Life as an Extreme Sport

The Daily: She Wore a Slinky Red Thing

She Wore a Slinky Red Thing
Publish Date: 2006-04-10

This op-ed was pitched as being a weekly take on medicine in pop culture. I figured it would give me a chance to rant, rave, and giggle about some of my favorite subjects: House, Grey’s Anatomy, the Law and Order franchises, whatever came to mind and seemed interesting.

It was an opportunity for me to gain experience producing a weekly column before leaving the University for other pastures.

It still is.

But this week I’m going to deviate just a bit from my course, and I’m going to talk about the news rather than popular culture, and I’m going to talk about something other than medicine.

I’m going to talk about sexual assault.
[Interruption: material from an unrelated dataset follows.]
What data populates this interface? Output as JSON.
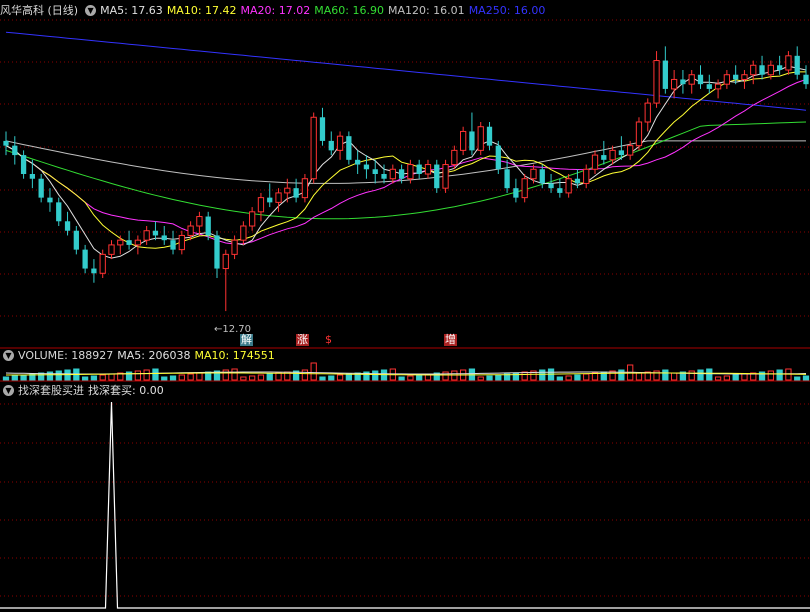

If you haven’t been hiding under a rock (or buried in your textbooks), you’ve heard about the Duke University lacrosse team and the accusations of rape.

For those of you under that proverbial rock, Google is your friend. In a nutshell, the lacrosse team hired two black strippers to entertain them and their guests at a party.

The accounts of what happened next vary. One stripper claims she was dragged into a bathroom, held down by three white men and brutally raped, sodomized and strangled for 30 minutes. The team denies it.

Durham police are investigating this as a case of rape, kidnapping and a hate crime, searching the house and demanding DNA from the white players.

Protestors and the media have latched on to the hate-crime aspect of the case, focusing on the deep racial and class divide that exists between Duke and its surrounding community.

And in all the noise, the fact that someone was raped is being lost, and I don’t think this is unintentional.

We don’t like to have rape be personal. We want the victims to be hidden behind blue dots. If anyone talks about it to a paper, this one included, they opt for pseudonyms.

Is this any surprise, when we live in a society where politicians talk about “simple rape”?

I don’t control the media, and I certainly don’t control what others do. But I do control the timing of what I write, and that this is published at the start of the University of Washington’s Sexual Assault and Relationship Violence Awareness (SARVA) week is not a coincidence.

Go talk to the folks running this event, and while you’re there don’t think about numbers. Don’t think about 1 in 3, 1 in 4, 1 in 5.

Numbers are anonymous and impersonal. They don’t have faces or feelings.

Think instead about your favorite singers, professors, your sister or brother or mother, your best friend.

Think about someone you care about, and whether you want them being accused of deserving it because they dared to wear that slinky red thing.

Because they’ve had sex before; because if they’re not a Madonna, they must be a whore.

Stigma, the classic book by Erving Goffman, talks about how the stigmatized convey themselves with those who are not, have not, been stigmatized. How the stigmatized are shunned, shut out, made anonymous and encouraged to adopt what he calls an “air of good adjustment.”

“The unfairness and pain of having to carry a stigma will never be presented to” those who are not stigmatized themselves; and they “will not have to admit to themselves how limited their tactfulness and tolerance is.”

Those who view themselves as “normal,” Goffman argues, “can remain relatively uncontaminated by intimate contact with the stigmatized.”

And in writing this article, I have perpetuated the very thing that I rant against. I have kept anonymous, because I know that by admitting I was raped as a teenager means that every single person I know will look at me a little differently from now on.

But over the years, as I’ve seen cases come up again and again, I’ve begun to realize that the veil of anonymity society offers rape victims is not a shelter; it’s not a protection. It’s a way of removing the violence we don’t want to see, we don’t want to admit to.

The anonymity reinforces the stigma, and the only way that’s going to stop is if we remove the faceless numbers. If we stand up and say, “It was me.”

It was me.